‘Publicly attacked’: Correspondence policy drafted by Rideau Lakes Township

Rideau Lakes Township is looking at a new correspondence policy to help deal with each bit of communication received and how to respond to them. Photo credit: Pixabay.
Posted on: February 28, 2024

Policy would help staff deal with each piece of communication received


Delivering messaging consistently and fairly in the Township of Rideau Lakes has prompted the chief administrative officer to bring a new policy to the table. 

Shellee Fournier, the township’s CAO, said they do not have a correspondence policy in the municipality, so she drafted one for the municipal services committee to consider during its regular meeting on Monday, Feb. 26. 

“Quite often we handle correspondence differently, or staff struggle with exactly how to handle it,” Fournier said. 

Using a policy created for the Municipality of Southgate, north of Toronto, Fournier said she thought that it would assist staff in Rideau Lakes. The policy identifies how to deal with each type of correspondence received, she noted. 

“It also gives the township the ability to send back correspondence that may have defamatory or allegations of disrespectful types of information in it,” Fournier said. “It’s my firm belief that municipal governments require respect from their constituents and this would give staff the ability to handle those pieces of correspondence.”

Mayor Arie Hoogenboom said that this would be circulated to all councillors and if they wanted to have some formal additions to the agenda concerning correspondence received, they could do some action with respect to that.
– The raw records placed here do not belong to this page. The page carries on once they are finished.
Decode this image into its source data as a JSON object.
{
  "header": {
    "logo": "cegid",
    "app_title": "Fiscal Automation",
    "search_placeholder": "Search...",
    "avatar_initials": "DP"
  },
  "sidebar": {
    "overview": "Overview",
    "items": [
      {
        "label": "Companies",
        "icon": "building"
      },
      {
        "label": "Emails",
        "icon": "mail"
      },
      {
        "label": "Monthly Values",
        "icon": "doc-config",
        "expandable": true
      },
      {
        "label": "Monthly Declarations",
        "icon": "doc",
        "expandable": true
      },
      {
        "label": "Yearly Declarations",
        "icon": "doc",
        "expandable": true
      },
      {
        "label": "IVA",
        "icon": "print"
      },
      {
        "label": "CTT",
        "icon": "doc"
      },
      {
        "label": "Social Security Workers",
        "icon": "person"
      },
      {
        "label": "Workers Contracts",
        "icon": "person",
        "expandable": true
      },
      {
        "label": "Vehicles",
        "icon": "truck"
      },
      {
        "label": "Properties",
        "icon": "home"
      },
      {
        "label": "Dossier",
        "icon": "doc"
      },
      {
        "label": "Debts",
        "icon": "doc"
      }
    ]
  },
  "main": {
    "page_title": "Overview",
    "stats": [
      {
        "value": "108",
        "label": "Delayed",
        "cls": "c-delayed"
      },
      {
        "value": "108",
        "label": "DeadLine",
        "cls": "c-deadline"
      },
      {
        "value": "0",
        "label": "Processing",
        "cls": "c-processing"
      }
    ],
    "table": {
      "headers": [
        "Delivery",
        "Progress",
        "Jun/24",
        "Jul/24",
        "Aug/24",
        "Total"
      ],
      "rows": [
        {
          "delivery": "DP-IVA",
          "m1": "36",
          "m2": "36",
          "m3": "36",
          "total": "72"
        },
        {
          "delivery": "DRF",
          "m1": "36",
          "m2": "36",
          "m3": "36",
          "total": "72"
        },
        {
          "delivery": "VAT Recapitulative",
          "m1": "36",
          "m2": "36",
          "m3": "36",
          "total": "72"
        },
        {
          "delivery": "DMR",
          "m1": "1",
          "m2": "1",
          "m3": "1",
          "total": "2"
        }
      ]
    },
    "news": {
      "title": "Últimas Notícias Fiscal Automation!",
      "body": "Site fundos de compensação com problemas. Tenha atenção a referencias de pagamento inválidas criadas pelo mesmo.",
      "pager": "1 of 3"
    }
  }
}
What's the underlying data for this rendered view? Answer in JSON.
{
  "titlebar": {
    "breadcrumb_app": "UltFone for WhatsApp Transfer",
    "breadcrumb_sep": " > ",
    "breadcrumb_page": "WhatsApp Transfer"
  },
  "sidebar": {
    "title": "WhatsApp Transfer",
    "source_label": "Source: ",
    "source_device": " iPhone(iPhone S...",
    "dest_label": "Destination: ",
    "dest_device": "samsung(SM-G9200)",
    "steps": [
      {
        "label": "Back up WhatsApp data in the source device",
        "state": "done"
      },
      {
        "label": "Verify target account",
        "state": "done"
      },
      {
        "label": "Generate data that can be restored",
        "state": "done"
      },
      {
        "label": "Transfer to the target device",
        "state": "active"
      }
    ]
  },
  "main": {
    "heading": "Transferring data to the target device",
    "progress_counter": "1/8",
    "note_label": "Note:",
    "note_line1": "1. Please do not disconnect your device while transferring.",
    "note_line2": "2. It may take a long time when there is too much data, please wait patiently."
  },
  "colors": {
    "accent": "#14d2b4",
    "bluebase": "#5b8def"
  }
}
Coun. Jeff Banks said he was “glad to see it,” as it was “getting a little out of hand – some of the correspondence. It’s about time.” 

Banks said it wasn’t fair to get correspondence “thrown onto a docket,” as they’re just trying to do their job. “You get publicly attacked on some of these things. Maybe that will put a slow-down on it. It’s great to see that it came forward.”

Coun. Marcia Maxwell asked about letters from municipalities seeking support with causes, and if this would relate to that as well. 

The CAO said she could amend the policy as council wished. She said she could continue to put each outlying municipality’s correspondence on the agenda. 

Coun. Deborah Anne Hutchings said it was a good move as they could identify if the correspondence was “bullying or constructive criticism.”

“As someone who has been extensively bullied my whole life, I appreciate this,” she said. “There has to be a line drawn in the sand … where I sit, you don’t go after me as a person, you go after my decision … it’s gotten so people are coming after my person, and they’re people I don’t know.”

Hutchings said someone is going to get hurt, “because it’s really getting out of hand.”

Hoogenboom added that this is not discouraging public input. 

Banks added, “It puts a filter on it, and that’s what we need.”

“I don’t think we want to burden our managers with every piece of correspondence that comes in,” the mayor added. 

Council passed the amended motion to recommend the correspondence policy to council. They meet on March 4.

Hometown News
Author: Hometown News